Morley’s Final Catalogue: Very commonly beaten from birch and oak in Bentley Woods during May and June 1897-1934 (Mly); Holbrook and plentiful about Ipswich, bred at Shrubland from Spanish chestnut in 1934 (Whit.); common in Ilex at Glemham Magna and Leiston (Bloomf.); Mildenhall in 1934 (Mly).
Recent Status: A common species in Britain and Suffolk.
Life Style: This is a multi-brooded species that has been recorded from April to December. The larvae mine leaves of Quercus, Carpinus, Castanea, Fagus and occasionally on Prunus, Malus, Betula papyrifera, Ostrya carpinifolia, Nothofagus obliqua and Tilia. They pupate in the larval habitation. The larvae pass the winter and are thought then to feed on fallen leaves.
Identification: This species is particularly common at light in late autumn. The moth is very distinctive. There are four costal and four dorsal marks, a long narrow basal streak and a terminal spot. It is characterised by the second dorsal mark that curves towards the wing tip extending as a dark line to the apices of the third dorsal and costal marks. The larval mine is very variable depending upon the foodplant. It is commonly quite small and oval or short elongate with a single ventral crease in the epidermis. Identification can be made on Quercus ilex and Fagus sylvatica where other Phyllonorycter species do not feed or are distinctive.
Verification Grade Comment: Mine: Accept if on Evergreen Oak, if not then rear through

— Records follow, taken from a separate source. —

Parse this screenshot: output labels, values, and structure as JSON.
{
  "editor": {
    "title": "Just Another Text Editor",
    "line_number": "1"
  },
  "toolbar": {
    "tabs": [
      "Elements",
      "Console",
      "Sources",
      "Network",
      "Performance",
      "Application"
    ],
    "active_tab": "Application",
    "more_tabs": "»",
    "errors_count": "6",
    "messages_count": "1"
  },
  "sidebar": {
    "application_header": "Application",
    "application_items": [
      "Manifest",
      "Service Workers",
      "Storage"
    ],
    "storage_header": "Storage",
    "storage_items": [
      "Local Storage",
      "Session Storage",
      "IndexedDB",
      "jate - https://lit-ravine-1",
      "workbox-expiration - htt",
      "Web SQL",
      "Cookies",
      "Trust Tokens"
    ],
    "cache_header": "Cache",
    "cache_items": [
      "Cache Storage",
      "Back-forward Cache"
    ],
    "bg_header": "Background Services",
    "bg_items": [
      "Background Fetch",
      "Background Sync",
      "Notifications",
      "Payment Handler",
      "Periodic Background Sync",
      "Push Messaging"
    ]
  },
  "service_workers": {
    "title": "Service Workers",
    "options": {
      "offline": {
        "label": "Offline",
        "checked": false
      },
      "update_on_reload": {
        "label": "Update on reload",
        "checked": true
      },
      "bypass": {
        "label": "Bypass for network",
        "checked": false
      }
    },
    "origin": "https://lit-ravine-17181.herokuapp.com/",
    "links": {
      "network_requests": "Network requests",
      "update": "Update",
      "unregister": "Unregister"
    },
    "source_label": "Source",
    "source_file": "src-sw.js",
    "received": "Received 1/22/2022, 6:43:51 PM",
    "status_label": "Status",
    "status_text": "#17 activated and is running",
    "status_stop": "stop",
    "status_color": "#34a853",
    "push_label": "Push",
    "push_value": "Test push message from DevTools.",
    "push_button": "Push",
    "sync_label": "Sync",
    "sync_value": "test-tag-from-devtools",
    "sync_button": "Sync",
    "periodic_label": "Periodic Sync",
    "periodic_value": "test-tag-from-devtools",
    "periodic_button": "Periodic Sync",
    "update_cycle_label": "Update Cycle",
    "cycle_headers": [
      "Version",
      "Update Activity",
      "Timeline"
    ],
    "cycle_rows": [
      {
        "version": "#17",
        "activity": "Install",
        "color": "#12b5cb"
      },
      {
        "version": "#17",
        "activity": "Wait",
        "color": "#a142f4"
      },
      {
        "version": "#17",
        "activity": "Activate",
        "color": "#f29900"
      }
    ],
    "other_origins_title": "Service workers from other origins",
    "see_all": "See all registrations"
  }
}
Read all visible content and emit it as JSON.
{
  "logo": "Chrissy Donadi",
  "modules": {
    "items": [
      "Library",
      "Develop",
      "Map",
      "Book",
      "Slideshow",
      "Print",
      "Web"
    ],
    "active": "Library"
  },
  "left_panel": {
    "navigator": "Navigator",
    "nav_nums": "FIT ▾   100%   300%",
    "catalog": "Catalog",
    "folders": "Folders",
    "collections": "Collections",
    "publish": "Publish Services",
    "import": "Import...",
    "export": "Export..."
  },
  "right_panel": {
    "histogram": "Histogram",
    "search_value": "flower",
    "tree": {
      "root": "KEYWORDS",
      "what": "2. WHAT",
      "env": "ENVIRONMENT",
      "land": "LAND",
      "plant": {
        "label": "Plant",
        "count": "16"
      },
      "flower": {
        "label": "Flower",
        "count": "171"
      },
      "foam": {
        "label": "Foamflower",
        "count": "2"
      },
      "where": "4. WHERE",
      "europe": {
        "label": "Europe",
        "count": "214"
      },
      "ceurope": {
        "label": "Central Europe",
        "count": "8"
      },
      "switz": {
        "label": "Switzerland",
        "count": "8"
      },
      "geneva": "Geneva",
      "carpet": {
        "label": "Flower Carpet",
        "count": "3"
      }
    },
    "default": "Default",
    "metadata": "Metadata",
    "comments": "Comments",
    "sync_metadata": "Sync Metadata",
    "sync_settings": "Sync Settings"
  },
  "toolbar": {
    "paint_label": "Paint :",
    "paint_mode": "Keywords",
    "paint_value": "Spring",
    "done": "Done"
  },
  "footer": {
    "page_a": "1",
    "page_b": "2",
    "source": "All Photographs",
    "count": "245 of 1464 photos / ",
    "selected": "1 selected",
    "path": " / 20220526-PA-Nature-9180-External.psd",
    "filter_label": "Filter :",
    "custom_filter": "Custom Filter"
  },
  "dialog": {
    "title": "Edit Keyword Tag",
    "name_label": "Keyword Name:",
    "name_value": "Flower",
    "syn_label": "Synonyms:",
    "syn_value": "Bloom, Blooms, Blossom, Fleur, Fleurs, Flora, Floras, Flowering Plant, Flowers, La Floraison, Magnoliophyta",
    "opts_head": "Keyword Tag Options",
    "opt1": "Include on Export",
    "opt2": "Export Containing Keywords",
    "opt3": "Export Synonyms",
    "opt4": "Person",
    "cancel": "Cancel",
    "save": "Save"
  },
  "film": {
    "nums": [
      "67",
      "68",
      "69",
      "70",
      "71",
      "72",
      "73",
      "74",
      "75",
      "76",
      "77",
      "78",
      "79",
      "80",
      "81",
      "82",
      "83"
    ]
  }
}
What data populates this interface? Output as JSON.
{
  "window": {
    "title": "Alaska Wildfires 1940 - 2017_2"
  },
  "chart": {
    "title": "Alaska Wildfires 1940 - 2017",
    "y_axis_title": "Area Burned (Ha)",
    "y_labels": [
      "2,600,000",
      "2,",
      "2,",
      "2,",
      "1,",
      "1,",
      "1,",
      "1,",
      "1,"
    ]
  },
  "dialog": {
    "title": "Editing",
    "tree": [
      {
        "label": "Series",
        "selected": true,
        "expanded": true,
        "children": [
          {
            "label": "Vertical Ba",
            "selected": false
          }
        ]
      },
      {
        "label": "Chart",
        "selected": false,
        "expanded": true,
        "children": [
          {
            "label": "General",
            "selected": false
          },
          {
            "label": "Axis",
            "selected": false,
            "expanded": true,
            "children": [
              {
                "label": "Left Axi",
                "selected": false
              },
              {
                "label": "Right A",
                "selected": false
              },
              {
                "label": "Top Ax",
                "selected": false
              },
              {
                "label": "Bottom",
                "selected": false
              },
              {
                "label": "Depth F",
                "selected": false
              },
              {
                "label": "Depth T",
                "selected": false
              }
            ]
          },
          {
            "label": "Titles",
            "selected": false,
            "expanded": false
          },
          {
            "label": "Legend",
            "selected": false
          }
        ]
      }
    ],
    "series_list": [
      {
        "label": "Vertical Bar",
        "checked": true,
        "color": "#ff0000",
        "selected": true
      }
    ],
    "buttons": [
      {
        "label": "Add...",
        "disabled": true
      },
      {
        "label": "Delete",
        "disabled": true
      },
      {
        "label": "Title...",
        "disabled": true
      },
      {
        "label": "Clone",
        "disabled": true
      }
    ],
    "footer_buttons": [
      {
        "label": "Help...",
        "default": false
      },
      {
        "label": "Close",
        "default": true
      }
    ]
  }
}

Recorded in 48 (83%) of 58 10k Squares. First Recorded in 1897. Last Recorded in 2020. Additional Stats